I recommend buying the cheapest tools to start with. It’s difficult to tell what kind of needles and hooks you’ll like best when you first start, and you should only invest in more expensive equipment once you’re more confident in your knitting and know what you want. If you can afford it, buy different tools of different materials and give them all a try and work your way up from there.
To start with, I recommend knitting needles of 5mm (US 8) (UK 6) and crochet hooks of 5mm / H / 8. The yarn I recommend for all of these should be Worsted Weight, also known as a number 4: Medium, or suitable for 5mm needles. The label on the yarn will tell you if you’ve got the right weight (thickness). 🙂 100% acrylic is my preferred choice for beginners at all times.
Looms come in either round or rectangular shapes and start at around $5 per set of 4-5. Both shapes are capable of knitting the same projects most of the time, although round looms tend to be better suited for hats and socks, while rectangular looms are better suited for blankets, cowls and ponchos. If you’re unsure which type to get, start with whichever one you think you’ll get the most use out of. They are relatively inexpensive, so if you want to acquire the other shapes in the future, it won’t be such a big hit to your wallet.
As the tutorial mentions, it’s best to use two strands of worsted weight yarn at the same time so your fabric looks nicest.
Crochet is a type of knitting, but it’s a craft of its own. It is generally considered easier for beginners than knitting with two needles, and lends itself well to the creation of toys and baby blankets. The fabric you get with crocheting is very different from knitting, so you may want to try out both techniques and see which you prefer.
Even if you plan on knitting, knowing the basics of crocheting can be very useful. It’s common to fix mistakes in knitting with a crochet hook and crochet stitches, so consider investing some time in learning how to crochet if you choose knitting.
My personal favorite can be the most difficult kind to learn, but I can assure you that once you get the hang of it, you’ll never want to go back! Knitting with two needles can create a lot more variety in the final fabrics and lends itself well to knitting anything from scarves, hats, sweaters, mittens, blankets, toys and anything else you can think of! While you can do the same with crocheting, I personally think the fabric in knitting is more suitable for these items. I recommend trying both techniques and seeing which you prefer.
This playlist is probably my most favorite to share with beginning knitters. It’s a complete tutorial created by Johnny Vasquez, and his instructions are crystal clear to help you on your way!
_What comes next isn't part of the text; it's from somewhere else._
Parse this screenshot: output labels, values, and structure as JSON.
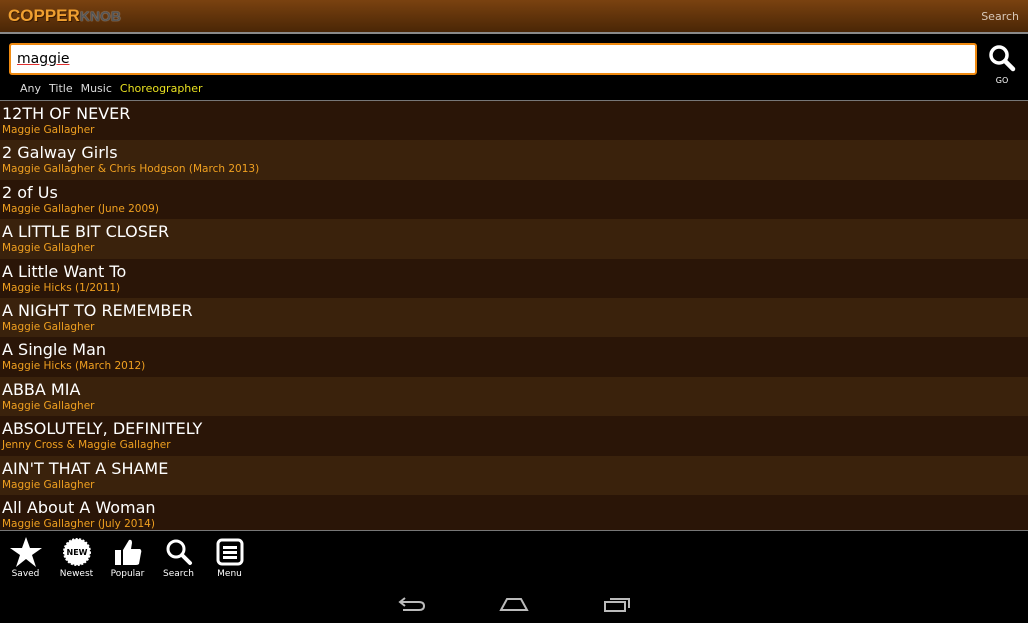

After picking your favorite type of knitting, just go ahead and knit a lot of squares and rectangles. 🙂 I strongly advise against going for actual projects right off the bat, because you will need time to figure out how to hold the yarn and loom pick / crochet hook / needles in a way that is comfortable to you. You will make mistakes. TONS of mistakes. And that is not only fine, it’s necessary. When you make mistakes, you try to figure out what you did wrong. You will run into twisted stitches, dropped stitches, added stitches, surprise stitches and much more as you go along. You will take everything off the needles, rewind the yarn and start over many times until you say “I QUIT!” and take a break, only to come back to it later.
It can be frustrating, but do your best to not let it frustrate you. It’s part of the process! Every single person who is good at this has been there and gone through it. We’ve all cursed when something went wrong, we all celebrated and got excited when things went right, and we all noticed how we got better with each square, each dish cloth, each project.
Getting the right tension will take time. This hobby is as much of an investment as any other out there. You try, you fall and you get back up to try again. You either love the process, or you don’t.
And if looming / crocheting / knitting isn’t your thing? Then you know you tried something new and it didn’t work out for you, but you at least tried!